Government saves Indian slipper attack MP from flight ban
No apologies either from Shiv Sena lawmaker who assaulted an Air India official. MPs say no law exists to ban them from flying
An Indian lawmaker with a business class air ticket boards an all-economy Air India flight, fights with attendants for not honoring his ticket, refuses to disembark on landing (thereby delaying the next flight for 40 minutes), slaps an airline manager with slippers, is threatened with a ban… but is then finally allowed to fly without tendering an apology.
This bizarre episode has left many Indians wondering whether there are different sets of laws for the common man and lawmakers. Any ordinary air passenger who misbehaved like this would have been arrested either before take-off or at destination.
But MP Ravindra Gaikwad was no ordinary passenger. He is a member of the pro-Hindu Shiva Sena party and an ally of the Bharatiya Janata Party (BJP) in power both nationally and in Maharashtra, his home state.
While no one expected a life-long flight ban on Gaikwad for his unruly behavior, there were rumors that he may be grounded for at least six months by the national carrier to send a tough message to other MPs.
But the federal government had its own political imperatives to contend with. It needed the backing of Shiv Sena for the upcoming presidential and vice-presidential elections, for passing bills and for implementing poll promises – including a pledge to build a new Ram temple at the disputed Ayodhya site in Uttar Pradesh.
So a day after Gaikwad expressed his “regret” to Parliament through a prepared speech, the civil aviation ministry on Friday directed Air India to revoke an intended travel ban on him. Private airlines followed suit.
On Monday, Gaikwad booked a business class seat on the same route between Pune and Delhi – but then changed his plans and boarded a train instead.
What shocked the nation was the lawmaker’s lack of remorse as he bragged on TV about hitting Air India official Sukumar Raman “25 times” with his slippers. Gaikwad even said he wanted to push his victim down the air-stair.
TV channels aired a video clip showing an Air India flight attendant pleading with Gaikwad to disembark at Delhi airport as cabins had to be cleaned between flights and over 100 passengers were waiting to board the plane, to fly to Goa. But the MP refused to leave the airplane until a top Air India official visited him.
The clip then shows the lawmaker shoving Raman and the flight attendant raising an alarm. Raman’s eyeglasses were broken in the melee. Later, talking to media, he said god alone can save the country if this is the culture and behavior of lawmakers.
The incident sparked intense debate in newsrooms, but in Parliament, lawmakers initially tried to not broach the subject. When it was finally discussed, most MPs backed Gaikwad by saying no rule exists to impose flight bans on lawmakers.
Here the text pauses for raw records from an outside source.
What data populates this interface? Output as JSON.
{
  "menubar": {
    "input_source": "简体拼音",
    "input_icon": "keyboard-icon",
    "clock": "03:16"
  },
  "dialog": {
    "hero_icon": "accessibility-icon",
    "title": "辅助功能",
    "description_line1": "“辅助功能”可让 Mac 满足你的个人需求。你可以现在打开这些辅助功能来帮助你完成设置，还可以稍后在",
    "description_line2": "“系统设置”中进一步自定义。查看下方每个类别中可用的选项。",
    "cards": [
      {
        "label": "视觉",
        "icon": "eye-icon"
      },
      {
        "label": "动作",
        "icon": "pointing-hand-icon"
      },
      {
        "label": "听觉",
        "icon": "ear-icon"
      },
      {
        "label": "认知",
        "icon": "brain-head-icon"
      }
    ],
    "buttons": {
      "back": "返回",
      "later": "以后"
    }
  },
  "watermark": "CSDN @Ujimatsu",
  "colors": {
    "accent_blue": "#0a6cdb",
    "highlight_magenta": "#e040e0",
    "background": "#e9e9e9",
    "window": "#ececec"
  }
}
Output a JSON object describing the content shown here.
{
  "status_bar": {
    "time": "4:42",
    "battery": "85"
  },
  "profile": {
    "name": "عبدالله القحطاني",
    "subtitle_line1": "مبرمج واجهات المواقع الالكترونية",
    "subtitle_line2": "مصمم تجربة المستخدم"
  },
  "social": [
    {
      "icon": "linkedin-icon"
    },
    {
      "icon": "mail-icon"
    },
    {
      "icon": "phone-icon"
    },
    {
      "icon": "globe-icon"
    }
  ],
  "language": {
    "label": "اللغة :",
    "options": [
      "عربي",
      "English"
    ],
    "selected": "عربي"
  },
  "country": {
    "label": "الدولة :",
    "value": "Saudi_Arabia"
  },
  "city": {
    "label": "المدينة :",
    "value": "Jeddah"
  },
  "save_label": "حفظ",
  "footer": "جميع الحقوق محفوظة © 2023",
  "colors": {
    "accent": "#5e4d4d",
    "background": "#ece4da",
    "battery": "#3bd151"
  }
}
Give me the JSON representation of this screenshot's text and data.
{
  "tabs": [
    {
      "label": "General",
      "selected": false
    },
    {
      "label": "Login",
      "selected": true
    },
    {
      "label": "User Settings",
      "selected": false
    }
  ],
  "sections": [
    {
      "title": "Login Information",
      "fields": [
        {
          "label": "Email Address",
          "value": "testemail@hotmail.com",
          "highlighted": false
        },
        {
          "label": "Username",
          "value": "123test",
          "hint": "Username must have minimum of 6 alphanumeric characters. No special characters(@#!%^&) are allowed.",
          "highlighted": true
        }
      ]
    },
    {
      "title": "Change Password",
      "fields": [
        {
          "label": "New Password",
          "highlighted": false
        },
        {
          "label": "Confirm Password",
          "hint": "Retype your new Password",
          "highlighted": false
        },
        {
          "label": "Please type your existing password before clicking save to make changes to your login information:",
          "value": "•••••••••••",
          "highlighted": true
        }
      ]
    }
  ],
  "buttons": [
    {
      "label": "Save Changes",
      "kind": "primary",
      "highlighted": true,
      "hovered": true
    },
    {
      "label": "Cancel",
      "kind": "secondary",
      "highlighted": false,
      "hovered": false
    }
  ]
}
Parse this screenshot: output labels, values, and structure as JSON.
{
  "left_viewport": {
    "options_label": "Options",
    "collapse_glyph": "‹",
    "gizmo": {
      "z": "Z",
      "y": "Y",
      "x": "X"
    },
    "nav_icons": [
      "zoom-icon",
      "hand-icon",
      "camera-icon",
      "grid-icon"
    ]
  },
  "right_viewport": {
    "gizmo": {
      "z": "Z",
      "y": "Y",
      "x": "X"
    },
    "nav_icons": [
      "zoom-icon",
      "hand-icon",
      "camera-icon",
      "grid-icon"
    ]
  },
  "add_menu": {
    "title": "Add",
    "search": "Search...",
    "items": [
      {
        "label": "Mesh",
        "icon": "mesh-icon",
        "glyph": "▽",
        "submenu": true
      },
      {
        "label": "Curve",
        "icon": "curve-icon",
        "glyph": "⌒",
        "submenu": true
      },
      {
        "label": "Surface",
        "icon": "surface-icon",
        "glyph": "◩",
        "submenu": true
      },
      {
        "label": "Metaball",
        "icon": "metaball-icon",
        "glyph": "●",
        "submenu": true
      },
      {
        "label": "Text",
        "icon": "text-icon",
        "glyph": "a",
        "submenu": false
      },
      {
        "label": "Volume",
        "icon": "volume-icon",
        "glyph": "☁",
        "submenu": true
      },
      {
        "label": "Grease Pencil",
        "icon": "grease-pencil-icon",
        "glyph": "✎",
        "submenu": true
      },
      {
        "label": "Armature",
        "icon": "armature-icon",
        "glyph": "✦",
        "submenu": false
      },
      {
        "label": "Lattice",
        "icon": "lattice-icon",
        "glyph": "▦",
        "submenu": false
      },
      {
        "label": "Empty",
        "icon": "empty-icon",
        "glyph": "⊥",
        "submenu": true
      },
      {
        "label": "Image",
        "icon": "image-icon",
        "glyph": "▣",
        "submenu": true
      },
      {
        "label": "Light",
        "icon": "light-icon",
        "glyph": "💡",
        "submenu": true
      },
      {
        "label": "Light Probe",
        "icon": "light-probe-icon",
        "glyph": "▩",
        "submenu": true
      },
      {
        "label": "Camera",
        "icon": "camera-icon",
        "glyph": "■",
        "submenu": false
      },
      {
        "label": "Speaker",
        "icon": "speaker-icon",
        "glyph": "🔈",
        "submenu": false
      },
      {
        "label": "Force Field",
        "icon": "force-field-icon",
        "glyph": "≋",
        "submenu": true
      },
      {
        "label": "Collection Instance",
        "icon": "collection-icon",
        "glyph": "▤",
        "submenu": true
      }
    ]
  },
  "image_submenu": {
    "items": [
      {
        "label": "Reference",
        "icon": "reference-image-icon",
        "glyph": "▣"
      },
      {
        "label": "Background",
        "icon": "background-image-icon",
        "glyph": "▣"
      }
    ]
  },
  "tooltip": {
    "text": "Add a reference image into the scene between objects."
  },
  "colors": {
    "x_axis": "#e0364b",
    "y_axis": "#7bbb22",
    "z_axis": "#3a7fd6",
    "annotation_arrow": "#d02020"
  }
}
In his speech, Gaikwad told Parliament he was the real victim and he slapped Raman only after the official insulted him.
Civil Aviation Minister Ashok Gajapathi Raju’s was the only voice of criticism. He said the safety of air staff should not be compromised. The government bowed to Sena, however, directing the ministry to allow the MP to fly.
Some fear the decision not to ban Gaikwad could embolden other MPs to misbehave on flights.
Air India’s Delhi-Kolkata flight was delayed by 30 minutes on April 7 because of lawmaker Dola Sen getting into an argument with flight attendants over allowing her wheelchair-bound mother a seat near the emergency exit.